If you have never tried different Cherry switches before, I highly recommend you buy a switch tester so you can try them out (or find someone that has a mechanical keyboard with Cherry switches) - you might find you prefer a different one than you expected. Amazon sells a variety of switch testers that you can get pretty cheaply: http://amzn.to/2yLonZ8


A number of the reviews are from people complaining about how hard it is to get the keycaps off, and in some cases destroying switches. There was even a post on Reddit from someone who did this two minutes after opening it up.

I bought the Race 3 with Cherry Clears, which are actually even tighter than normal Cherry switches, and had no issues getting the caps off. The key is that you SHOULD NOT PULL UPWARDS ON THE KEYCAPS. You need a key cap puller (like these: http://amzn.to/2yMr2n0), which you put around the corners of the keycap diagonally, and then wiggle back and forth. Do not apply upward pressure. Just wiggle back and forth, and the cap will pop off eventually. [Note that the Race 3 does not come with a keycap puller on its own, so you'll need to buy them separately.]

User Manual

The location of the user manual changed on Vortex's website, and there are a number of posts from people looking for it. You can find it here.

Firmware and macOS Support

A previous version of the firmware had not-so-great support for macOS. The version the board ships with will work just fine with macOS, and when you plug in the board macOS will prompt you to set it up. The issue with the shipping version of the firmware is that it doesn't map the keys in a good way for macOS. This is relatively easy to fix with the key programming feature (below), but if you update the firmware it will take care of this for you, anyway.

My biggest complaint with the board, actually, is that the firmware update utility only runs in Windows. Not a total showstopper, but certainly a pain for macOS and Linux users.

Using the Key Programming Feature

I didn't originally anticipate actually using this feature, but ended up using it almost immediately to re-map keys independent of the OS. It's especially nice because the programs persist in the board's on-board storage.

The manual for the Race 3 refers you to the Vortex Pok3r manual for the programming procedure, but I had a bit of trouble figuring it out - primarily because a key step is missing from the manual.

The board OS modes (Windows, Linux, OSX), layout modes (QWERTY, Dvorak, Colemak), and layers. The OS modes and layout modes are pre-defined and controlled by the firmware. The layers, however, are programmable by you. You cannot modify the default layer, but you can create key programs for any of the other three.

To program keys, do the following:

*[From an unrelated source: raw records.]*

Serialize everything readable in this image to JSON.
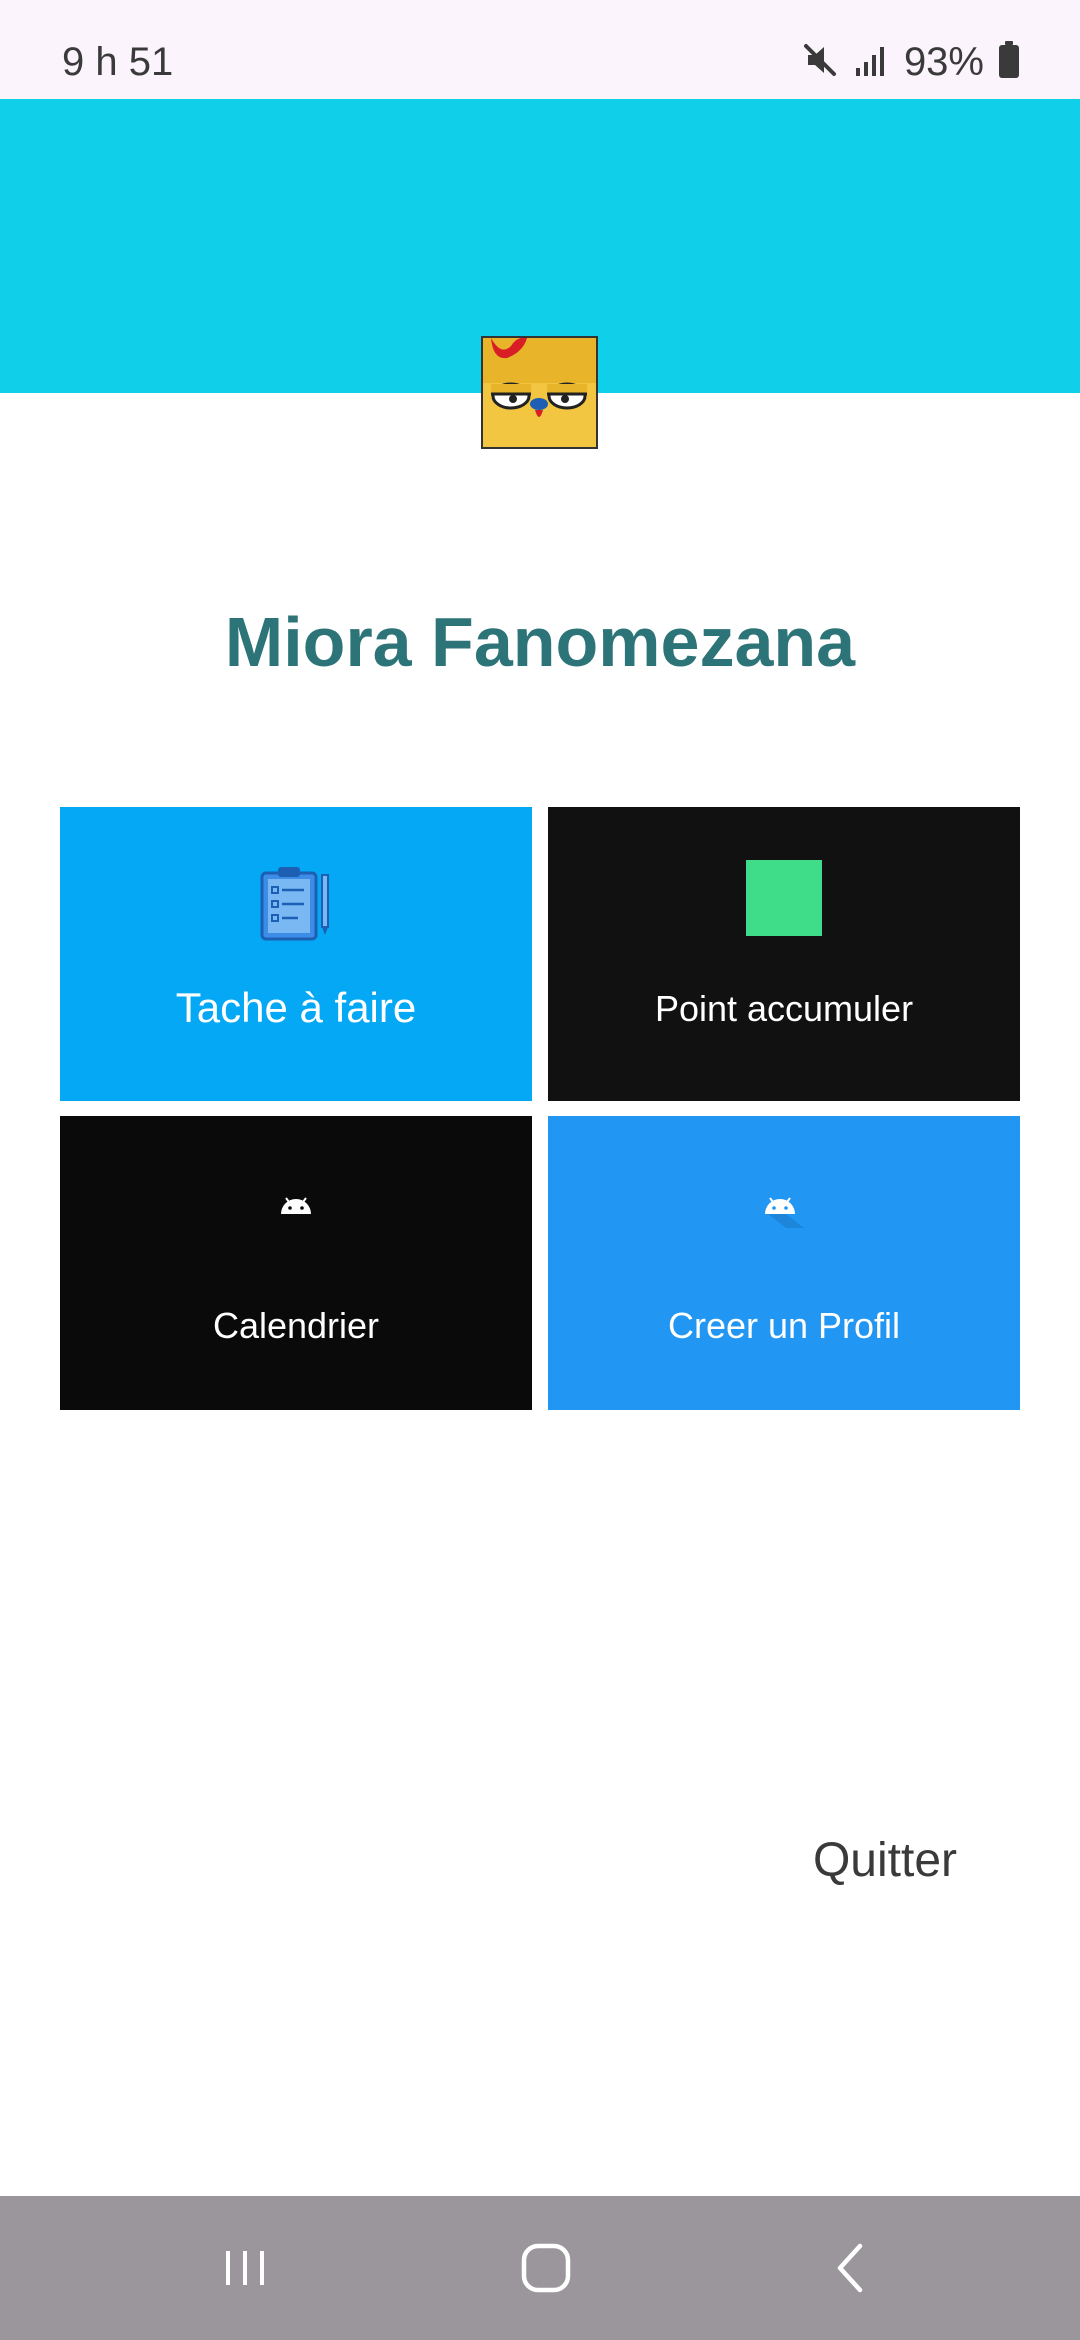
{
  "status_bar": {
    "time": "9 h 51",
    "battery": "93%",
    "icons": [
      "mute-icon",
      "signal-icon",
      "battery-icon"
    ]
  },
  "header": {
    "background_color": "#0fd0e8",
    "avatar_icon": "chicken-avatar-icon"
  },
  "profile": {
    "name": "Miora Fanomezana",
    "name_color": "#2c7478"
  },
  "tiles": [
    {
      "label": "Tache à faire",
      "icon": "clipboard-icon",
      "color": "#05a8f4"
    },
    {
      "label": "Point accumuler",
      "icon": "green-square-icon",
      "color": "#111111"
    },
    {
      "label": "Calendrier",
      "icon": "android-icon",
      "color": "#0a0a0a"
    },
    {
      "label": "Creer un Profil",
      "icon": "android-icon",
      "color": "#2196f3"
    }
  ],
  "quit_label": "Quitter",
  "nav_bar": {
    "buttons": [
      "recent-apps-icon",
      "home-icon",
      "back-icon"
    ]
  }
}
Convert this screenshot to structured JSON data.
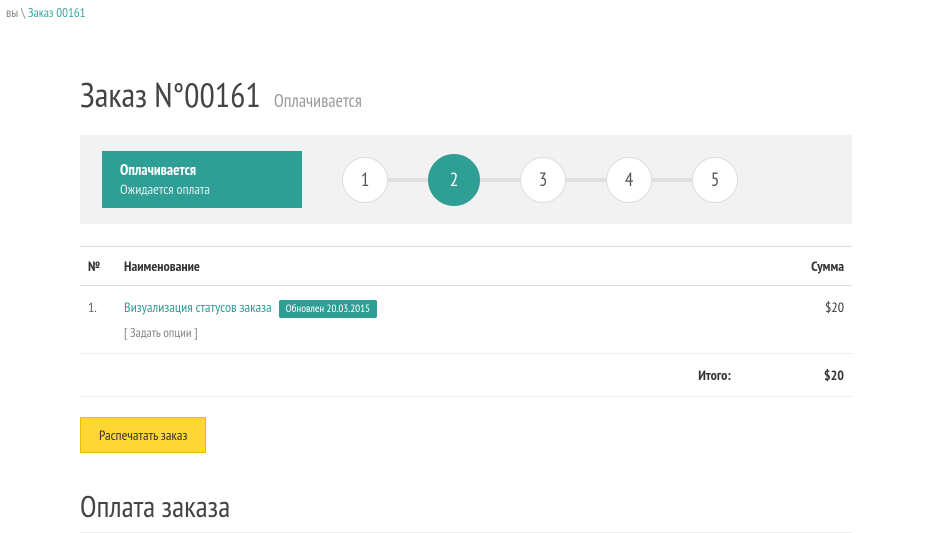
{
  "breadcrumb": {
    "prefix": "вы",
    "sep": " \\ ",
    "current": "Заказ 00161"
  },
  "title": {
    "main": "Заказ N°00161",
    "status": "Оплачивается"
  },
  "status_box": {
    "title": "Оплачивается",
    "sub": "Ожидается оплата"
  },
  "steps": {
    "items": [
      "1",
      "2",
      "3",
      "4",
      "5"
    ],
    "active_index": 1
  },
  "table": {
    "headers": {
      "no": "№",
      "name": "Наименование",
      "amount": "Сумма"
    },
    "rows": [
      {
        "no": "1.",
        "name": "Визуализация статусов заказа",
        "badge": "Обновлен 20.03.2015",
        "options": "[ Задать опции ]",
        "amount": "$20"
      }
    ],
    "total": {
      "label": "Итого:",
      "amount": "$20"
    }
  },
  "print_button": "Распечатать заказ",
  "payment_section_title": "Оплата заказа"
}
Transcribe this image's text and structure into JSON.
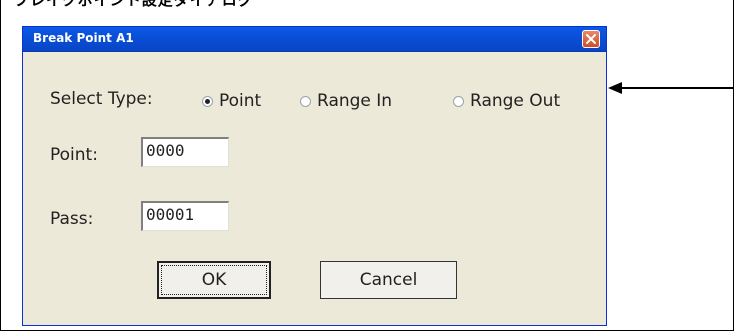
{
  "document": {
    "heading": "ブレイクポイント設定ダイアログ"
  },
  "window": {
    "title": "Break Point A1"
  },
  "select_type": {
    "label": "Select Type:",
    "options": [
      {
        "label": "Point",
        "selected": true
      },
      {
        "label": "Range In",
        "selected": false
      },
      {
        "label": "Range Out",
        "selected": false
      }
    ]
  },
  "point": {
    "label": "Point:",
    "value": "0000"
  },
  "pass": {
    "label": "Pass:",
    "value": "00001"
  },
  "buttons": {
    "ok": "OK",
    "cancel": "Cancel"
  }
}
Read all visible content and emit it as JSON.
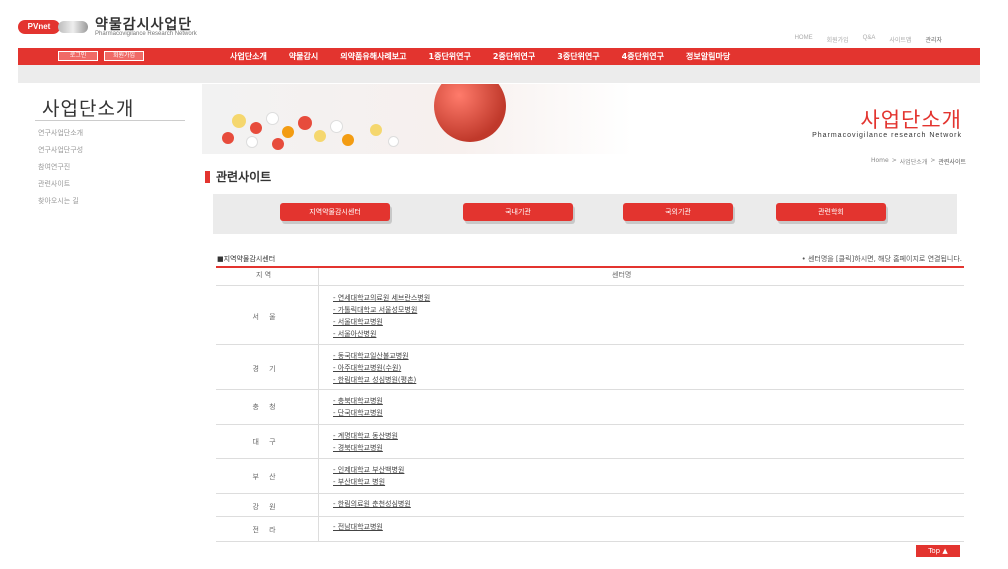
{
  "header": {
    "logo_badge": "PVnet",
    "logo_title": "약물감시사업단",
    "logo_subtitle": "Pharmacovigilance Research Network",
    "util_links": [
      "HOME",
      "회원가입",
      "Q&A",
      "사이트맵",
      "관리자"
    ]
  },
  "gnb": {
    "buttons": [
      "로그인",
      "회원가입"
    ],
    "menu": [
      "사업단소개",
      "약물감시",
      "의약품유해사례보고",
      "1중단위연구",
      "2중단위연구",
      "3중단위연구",
      "4중단위연구",
      "정보알림마당"
    ]
  },
  "lnb": {
    "title": "사업단소개",
    "items": [
      "연구사업단소개",
      "연구사업단구성",
      "참여연구진",
      "관련사이트",
      "찾아오시는 길"
    ]
  },
  "visual": {
    "title": "사업단소개",
    "subtitle": "Pharmacovigilance research Network"
  },
  "breadcrumb": [
    "Home",
    ">",
    "사업단소개",
    ">",
    "관련사이트"
  ],
  "page_title": "관련사이트",
  "tabs": [
    "지역약물감시센터",
    "국내기관",
    "국외기관",
    "관련학회"
  ],
  "section": {
    "title": "■지역약물감시센터",
    "note": "• 센터명을 [클릭]하시면, 해당 홈페이지로 연결됩니다."
  },
  "table": {
    "headers": [
      "지 역",
      "센터명"
    ],
    "rows": [
      {
        "region": "서 울",
        "hospitals": [
          "- 연세대학교의료원 세브란스병원",
          "- 가톨릭대학교 서울성모병원",
          "- 서울대학교병원",
          "- 서울아산병원"
        ]
      },
      {
        "region": "경 기",
        "hospitals": [
          "- 동국대학교일산불교병원",
          "- 아주대학교병원(수원)",
          "- 한림대학교 성심병원(평촌)"
        ]
      },
      {
        "region": "충 청",
        "hospitals": [
          "- 충북대학교병원",
          "- 단국대학교병원"
        ]
      },
      {
        "region": "대 구",
        "hospitals": [
          "- 계명대학교 동산병원",
          "- 경북대학교병원"
        ]
      },
      {
        "region": "부 산",
        "hospitals": [
          "- 인제대학교 부산백병원",
          "- 부산대학교 병원"
        ]
      },
      {
        "region": "강 원",
        "hospitals": [
          "- 한림의료원 춘천성심병원"
        ]
      },
      {
        "region": "전 라",
        "hospitals": [
          "- 전남대학교병원"
        ]
      }
    ]
  },
  "top_button": "Top ▲",
  "colors": {
    "accent": "#e3342f",
    "tab_box": "#ebebeb",
    "subbar": "#ececec"
  }
}
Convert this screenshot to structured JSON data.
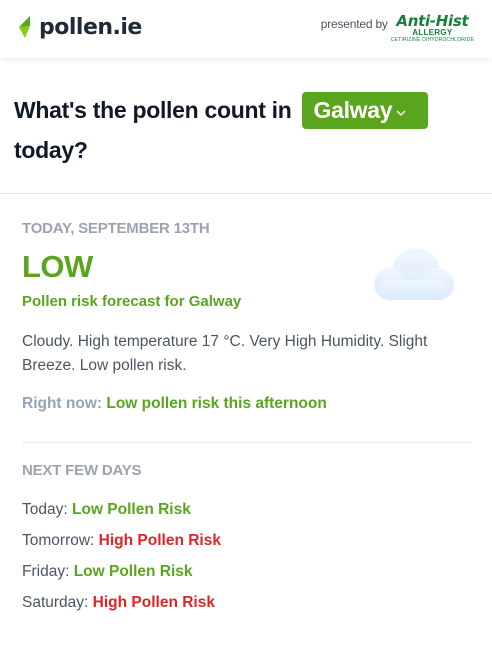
{
  "header": {
    "logo_text": "pollen.ie",
    "presented_by": "presented by",
    "brand_name": "Anti-Hist",
    "brand_sub": "ALLERGY",
    "brand_tag": "CETIRIZINE DIHYDROCHLORIDE"
  },
  "question": {
    "prefix": "What's the pollen count in",
    "location": "Galway",
    "suffix": "today?"
  },
  "forecast": {
    "date": "TODAY, SEPTEMBER 13TH",
    "level": "LOW",
    "subtitle": "Pollen risk forecast for Galway",
    "description": "Cloudy. High temperature 17 °C. Very High Humidity. Slight Breeze. Low pollen risk.",
    "right_now_label": "Right now:",
    "right_now_value": "Low pollen risk this afternoon",
    "weather_icon": "cloud-icon"
  },
  "next_days": {
    "title": "NEXT FEW DAYS",
    "days": [
      {
        "day": "Today:",
        "risk": "Low Pollen Risk"
      },
      {
        "day": "Tomorrow:",
        "risk": "High Pollen Risk"
      },
      {
        "day": "Friday:",
        "risk": "Low Pollen Risk"
      },
      {
        "day": "Saturday:",
        "risk": "High Pollen Risk"
      }
    ]
  },
  "colors": {
    "accent_green": "#5aa51e",
    "risk_high": "#dc2626",
    "brand_green": "#15803d",
    "muted": "#9ca3af"
  }
}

  1. Select a non-default layer. If no LED is on under the left side of the space bar, you're in the default layer. Press FN+SHIFT to cycle layers.
  2. Press FN+RIGHT-CTRL to enter programming mode. Now a LED under the right side of the space bar should come on.
  3. Press the key you want to program. The right LED under the space bar should start flashing.
  4. Press the key sequence you want to program, then press PN.
  5. Repeat steps 2-4 for as many keys as you want.
  6. Press FN+RIGHT-CTRL to exit programming mode.

This is identical to the Pok3r programming instructions, except for step 1, which uses different keys.


Everything else should be covered by the Manual on the page linked above. I've been using the board at work for a few weeks now, and am really enjoying it. If you're interested in diving further down the rabbit hole of mechanical keyboards, I recommend /r/mechanicalkeyboards subreddit community. Cheers! =)